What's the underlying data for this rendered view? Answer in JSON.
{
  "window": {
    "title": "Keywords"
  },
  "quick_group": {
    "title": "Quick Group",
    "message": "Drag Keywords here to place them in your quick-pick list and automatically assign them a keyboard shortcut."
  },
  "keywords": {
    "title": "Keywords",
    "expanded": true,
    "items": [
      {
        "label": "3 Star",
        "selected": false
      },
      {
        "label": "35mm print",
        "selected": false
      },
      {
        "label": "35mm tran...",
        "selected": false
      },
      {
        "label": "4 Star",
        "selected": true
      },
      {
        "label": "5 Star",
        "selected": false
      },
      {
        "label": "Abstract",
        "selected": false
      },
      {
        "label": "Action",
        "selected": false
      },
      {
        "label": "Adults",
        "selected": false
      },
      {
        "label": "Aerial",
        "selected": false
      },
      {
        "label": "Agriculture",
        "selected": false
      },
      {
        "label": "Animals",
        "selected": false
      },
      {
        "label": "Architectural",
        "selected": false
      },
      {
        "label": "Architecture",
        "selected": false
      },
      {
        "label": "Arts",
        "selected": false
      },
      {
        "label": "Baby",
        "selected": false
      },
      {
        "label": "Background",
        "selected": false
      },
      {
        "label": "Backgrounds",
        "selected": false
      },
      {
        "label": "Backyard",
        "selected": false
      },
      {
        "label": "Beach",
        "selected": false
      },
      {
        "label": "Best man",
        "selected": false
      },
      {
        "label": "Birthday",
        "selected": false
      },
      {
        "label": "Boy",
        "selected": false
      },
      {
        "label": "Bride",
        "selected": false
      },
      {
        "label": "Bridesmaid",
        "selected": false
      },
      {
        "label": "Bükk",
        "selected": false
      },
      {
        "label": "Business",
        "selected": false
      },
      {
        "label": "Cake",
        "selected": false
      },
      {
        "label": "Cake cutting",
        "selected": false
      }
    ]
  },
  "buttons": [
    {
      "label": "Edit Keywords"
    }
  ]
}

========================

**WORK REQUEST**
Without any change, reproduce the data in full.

**RESPONSE**
What's the underlying data for this rendered view? Answer in JSON.
{
  "window": {
    "title": "Keywords"
  },
  "quick_group": {
    "title": "Quick Group",
    "message": "Drag Keywords here to place them in your quick-pick list and automatically assign them a keyboard shortcut."
  },
  "keywords": {
    "title": "Keywords",
    "expanded": true,
    "items": [
      {
        "label": "3 Star",
        "selected": false
      },
      {
        "label": "35mm print",
        "selected": false
      },
      {
        "label": "35mm tran...",
        "selected": false
      },
      {
        "label": "4 Star",
        "selected": true
      },
      {
        "label": "5 Star",
        "selected": false
      },
      {
        "label": "Abstract",
        "selected": false
      },
      {
        "label": "Action",
        "selected": false
      },
      {
        "label": "Adults",
        "selected": false
      },
      {
        "label": "Aerial",
        "selected": false
      },
      {
        "label": "Agriculture",
        "selected": false
      },
      {
        "label": "Animals",
        "selected": false
      },
      {
        "label": "Architectural",
        "selected": false
      },
      {
        "label": "Architecture",
        "selected": false
      },
      {
        "label": "Arts",
        "selected": false
      },
      {
        "label": "Baby",
        "selected": false
      },
      {
        "label": "Background",
        "selected": false
      },
      {
        "label": "Backgrounds",
        "selected": false
      },
      {
        "label": "Backyard",
        "selected": false
      },
      {
        "label": "Beach",
        "selected": false
      },
      {
        "label": "Best man",
        "selected": false
      },
      {
        "label": "Birthday",
        "selected": false
      },
      {
        "label": "Boy",
        "selected": false
      },
      {
        "label": "Bride",
        "selected": false
      },
      {
        "label": "Bridesmaid",
        "selected": false
      },
      {
        "label": "Bükk",
        "selected": false
      },
      {
        "label": "Business",
        "selected": false
      },
      {
        "label": "Cake",
        "selected": false
      },
      {
        "label": "Cake cutting",
        "selected": false
      }
    ]
  },
  "buttons": [
    {
      "label": "Edit Keywords"
    }
  ]
}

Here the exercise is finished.